Chinese Writer-Activist Liu Xiaobo Released on Medical Parole for Late-Stage Cancer
Long overdue release demonstrates the lengths to which China will go to silence dissent
NEW YORK—News that Chinese dissident writer and Nobel laureate Liu Xiaobo is suffering from late-stage liver cancer and has been released from prison on medical grounds is a painful reminder that President Xi Jinping and his regime will go to any lengths to crush opposition, PEN America said in a statement today. Liu was moved from prison to a hospital about a month ago.

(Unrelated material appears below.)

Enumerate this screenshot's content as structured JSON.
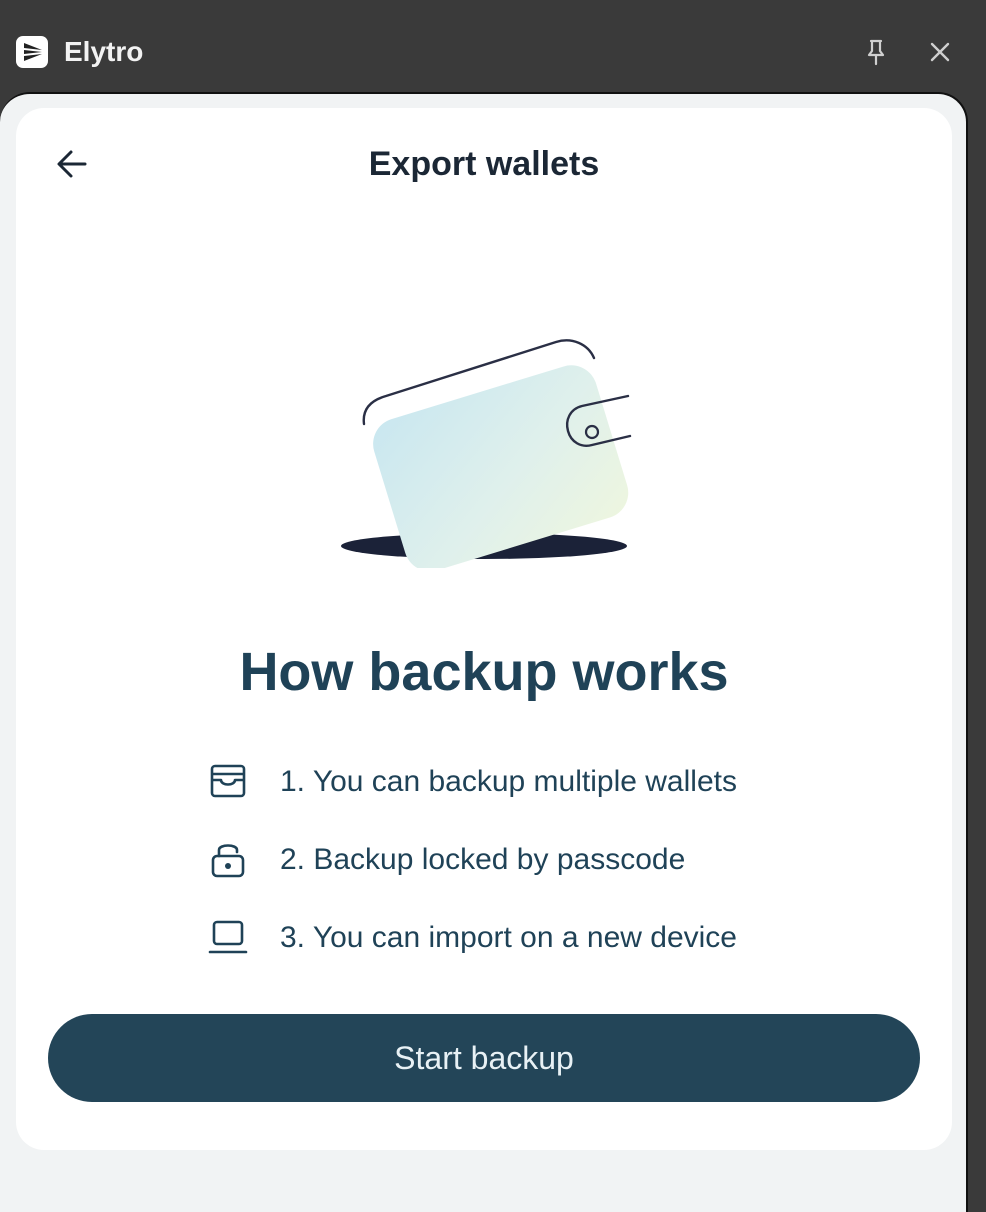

Liu Xiaobo, a renowned literary critic, writer, and political activist who was a leader of the 1989 Tiananmen Square protests, was serving a prison sentence for “inciting subversion of state power” for penning seven sentences calling for democratic reforms in China, known as Charter 08. He was detained at his home in Beijing on December 8, 2008, and held without charge until June 23, 2009. After a trial that lasted less than three hours and in which the defense was not permitted to present evidence, Liu Xiaobo was found guilty. On Christmas Day 2009, Liu was sentenced to 11 years in prison.
His wife, the poet Liu Xia, has been under house arrest since the announcement that Liu Xiaobo would win the Nobel Peace Prize in October 2010. She is also known to be in poor health.

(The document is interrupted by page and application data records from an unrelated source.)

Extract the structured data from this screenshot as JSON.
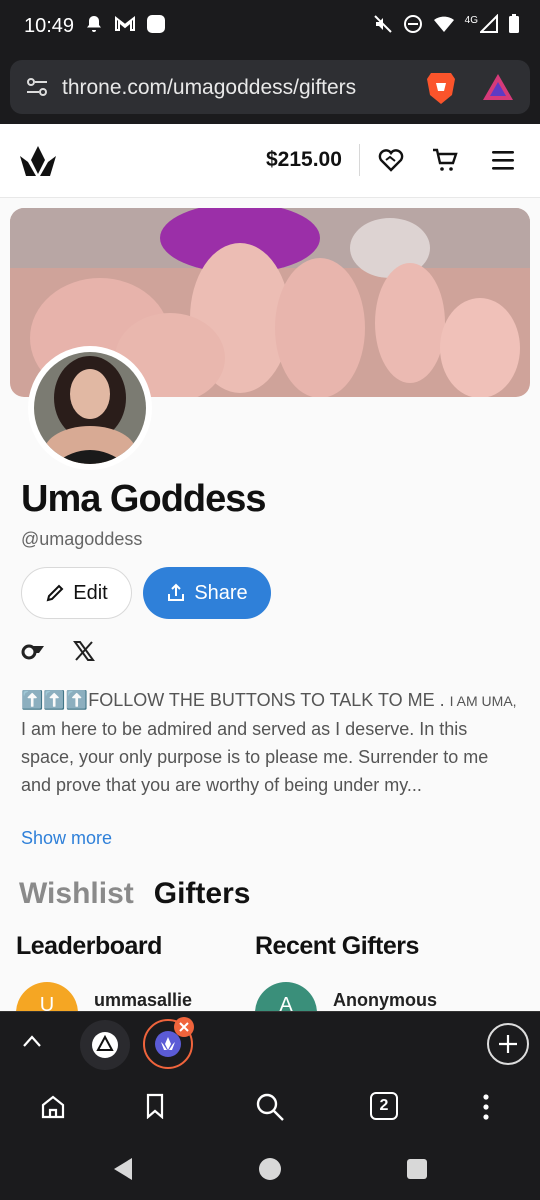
{
  "status_bar": {
    "time": "10:49",
    "network": "4G"
  },
  "browser": {
    "url": "throne.com/umagoddess/gifters",
    "tab_count": "2"
  },
  "site": {
    "balance": "$215.00"
  },
  "profile": {
    "name": "Uma Goddess",
    "handle": "@umagoddess",
    "edit_label": "Edit",
    "share_label": "Share",
    "bio_prefix": "⬆️⬆️⬆️FOLLOW THE BUTTONS TO TALK TO ME . ",
    "bio_smallcaps": "I AM UMA,",
    "bio_body": "I am here to be admired and served as I deserve. In this space, your only purpose is to please me. Surrender to me and prove that you are worthy of being under my...",
    "show_more": "Show more"
  },
  "tabs": {
    "wishlist": "Wishlist",
    "gifters": "Gifters"
  },
  "leaderboard": {
    "title": "Leaderboard",
    "entries": [
      {
        "initial": "U",
        "name": "ummasallie"
      }
    ]
  },
  "recent_gifters": {
    "title": "Recent Gifters",
    "entries": [
      {
        "initial": "A",
        "name": "Anonymous"
      }
    ]
  },
  "colors": {
    "accent": "#2f80d9",
    "leaderboard_avatar": "#f5a623",
    "recent_avatar": "#3a8f7a",
    "tab_close": "#f0643c"
  },
  "icons": [
    "wifi-icon",
    "signal-icon",
    "battery-icon",
    "brave-lion-icon",
    "throne-logo-icon",
    "heart-handshake-icon",
    "cart-icon",
    "menu-icon",
    "onlyfans-icon",
    "x-icon",
    "home-icon",
    "bookmark-icon",
    "search-icon",
    "more-icon"
  ]
}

“Liu Xiaobo is an icon for PEN America and for writers and free expression advocates worldwide, for whom his resilience, his steadfastness, and his leadership have for decades been a source of inspiration. That Chinese authorities have cruelly delayed Liu’s release on medical parole until his cancer was highly advanced, so that his options for treatment are limited and his prognosis grim, is a painful reminder that Xi Jinping and his oppressive regime will repress dissident voices even to the last,” said Suzanne Nossel, Executive Director of PEN America. “Having denied Liu so many basic human dignities, China must ensure he is granted unfettered visits from family and friends, unrestricted communication, and access to the highest quality medical care, including travel overseas for treatment if he chooses.”
In 2009, PEN America honored Liu Xiaobo, who founded the Independent Chinese PEN Center, with the PEN/Barbara Goldsmith Free to Write Award while he was in pretrial detention. On New Year’s Eve that same year, PEN America and acclaimed writers including Kwame Anthony Appiah, Don DeLillo, A.M. Homes, and the late Edward Albee and EL Doctorow gathered on the steps of the New York Public Library to mount a public protest against his conviction. PEN America reprised that action in May 2015, bringing Jonathan Franzen, Paul Auster, Francine Prose, and Murong Xuecun to the steps to shine a light on Liu’s case and those of more than 40 other writers imprisoned in China.
PEN America stands at the intersection of literature and human rights to protect open expression in the United States and worldwide. We champion the freedom to write, recognizing the power of the word to transform the world. Our mission is to unite writers and their allies to celebrate creative expression and defend the liberties that make it possible.
Sarah Edkins, Communications Director: [email protected], +1.646.779.4830